▶ [Requirement] Find each line in the records below that contains the word "form", and copy it out.

Dataset items:
......

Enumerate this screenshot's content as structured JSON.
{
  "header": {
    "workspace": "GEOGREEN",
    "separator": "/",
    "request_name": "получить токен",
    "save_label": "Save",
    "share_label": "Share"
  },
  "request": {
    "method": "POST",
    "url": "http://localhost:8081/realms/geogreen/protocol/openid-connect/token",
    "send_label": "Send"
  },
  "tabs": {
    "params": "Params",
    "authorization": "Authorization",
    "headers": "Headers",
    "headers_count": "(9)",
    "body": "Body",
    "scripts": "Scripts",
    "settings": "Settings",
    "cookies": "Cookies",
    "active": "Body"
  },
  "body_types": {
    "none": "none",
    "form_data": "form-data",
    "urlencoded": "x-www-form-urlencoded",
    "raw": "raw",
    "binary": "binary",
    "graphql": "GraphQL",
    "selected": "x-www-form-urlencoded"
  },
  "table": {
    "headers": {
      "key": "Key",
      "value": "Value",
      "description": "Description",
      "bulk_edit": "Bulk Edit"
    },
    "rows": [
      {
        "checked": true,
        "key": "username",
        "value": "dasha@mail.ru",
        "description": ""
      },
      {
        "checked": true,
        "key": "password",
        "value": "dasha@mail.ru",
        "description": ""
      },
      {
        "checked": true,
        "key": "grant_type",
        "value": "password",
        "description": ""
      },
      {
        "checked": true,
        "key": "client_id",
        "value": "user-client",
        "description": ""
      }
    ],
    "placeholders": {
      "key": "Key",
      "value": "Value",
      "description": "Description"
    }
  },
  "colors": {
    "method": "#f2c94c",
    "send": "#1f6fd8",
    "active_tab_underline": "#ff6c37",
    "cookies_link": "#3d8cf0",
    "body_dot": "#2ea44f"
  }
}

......

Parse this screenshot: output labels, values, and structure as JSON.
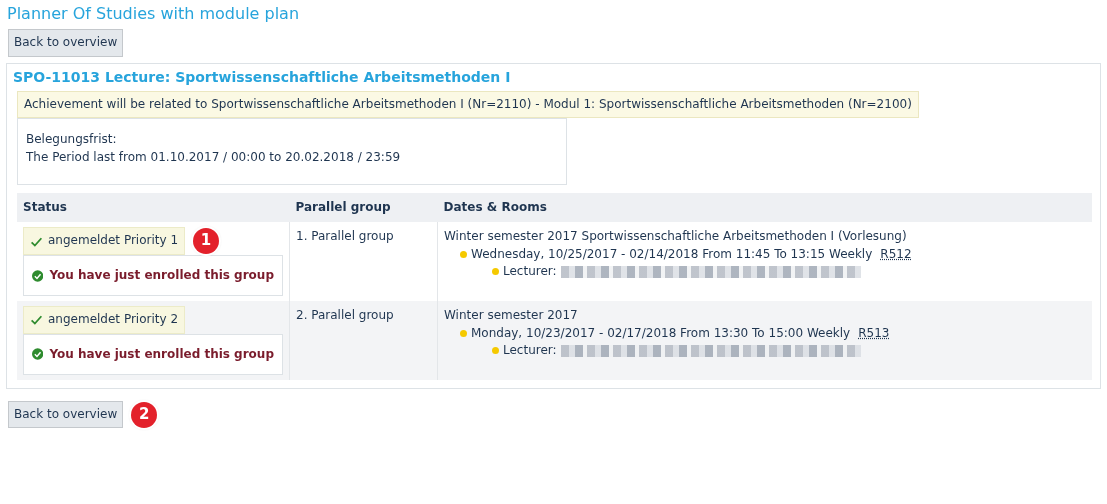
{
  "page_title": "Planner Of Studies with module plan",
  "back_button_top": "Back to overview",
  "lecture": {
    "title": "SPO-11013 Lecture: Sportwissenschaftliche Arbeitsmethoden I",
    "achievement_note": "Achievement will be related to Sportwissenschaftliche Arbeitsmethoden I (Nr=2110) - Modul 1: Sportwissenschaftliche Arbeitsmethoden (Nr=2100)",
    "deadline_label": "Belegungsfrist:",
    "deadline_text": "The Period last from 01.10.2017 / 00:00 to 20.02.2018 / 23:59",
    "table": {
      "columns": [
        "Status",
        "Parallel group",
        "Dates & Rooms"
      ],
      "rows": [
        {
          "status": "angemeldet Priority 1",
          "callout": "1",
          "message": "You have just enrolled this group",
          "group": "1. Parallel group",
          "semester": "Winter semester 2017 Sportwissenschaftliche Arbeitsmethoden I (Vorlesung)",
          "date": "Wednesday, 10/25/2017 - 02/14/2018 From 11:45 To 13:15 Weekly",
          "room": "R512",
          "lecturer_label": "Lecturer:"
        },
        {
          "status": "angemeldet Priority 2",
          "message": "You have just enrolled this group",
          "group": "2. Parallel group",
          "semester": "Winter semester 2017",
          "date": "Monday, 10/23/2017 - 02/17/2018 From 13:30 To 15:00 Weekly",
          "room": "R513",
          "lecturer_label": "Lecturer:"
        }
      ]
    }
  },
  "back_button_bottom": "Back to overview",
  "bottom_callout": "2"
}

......

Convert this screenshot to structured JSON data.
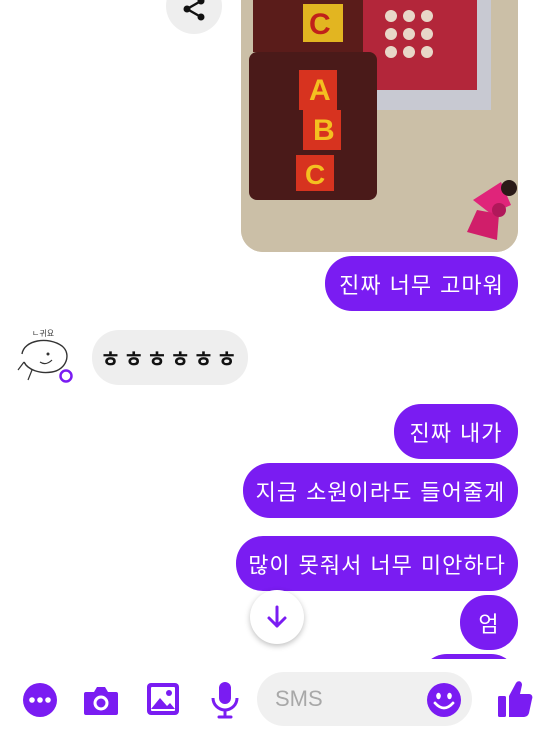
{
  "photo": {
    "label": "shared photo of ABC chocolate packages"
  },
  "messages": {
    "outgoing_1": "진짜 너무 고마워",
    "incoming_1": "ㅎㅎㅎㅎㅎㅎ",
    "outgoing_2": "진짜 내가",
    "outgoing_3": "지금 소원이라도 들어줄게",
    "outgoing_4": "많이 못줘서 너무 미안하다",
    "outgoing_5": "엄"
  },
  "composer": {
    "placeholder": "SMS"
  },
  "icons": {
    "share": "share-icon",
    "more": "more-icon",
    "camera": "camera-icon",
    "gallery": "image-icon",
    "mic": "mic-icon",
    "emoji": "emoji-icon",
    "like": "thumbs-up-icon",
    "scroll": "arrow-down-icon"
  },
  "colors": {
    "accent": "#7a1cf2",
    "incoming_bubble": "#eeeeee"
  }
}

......

▶ [Written reply]
    "form_data": "form-data",
    "urlencoded": "x-www-form-urlencoded",
    "selected": "x-www-form-urlencoded"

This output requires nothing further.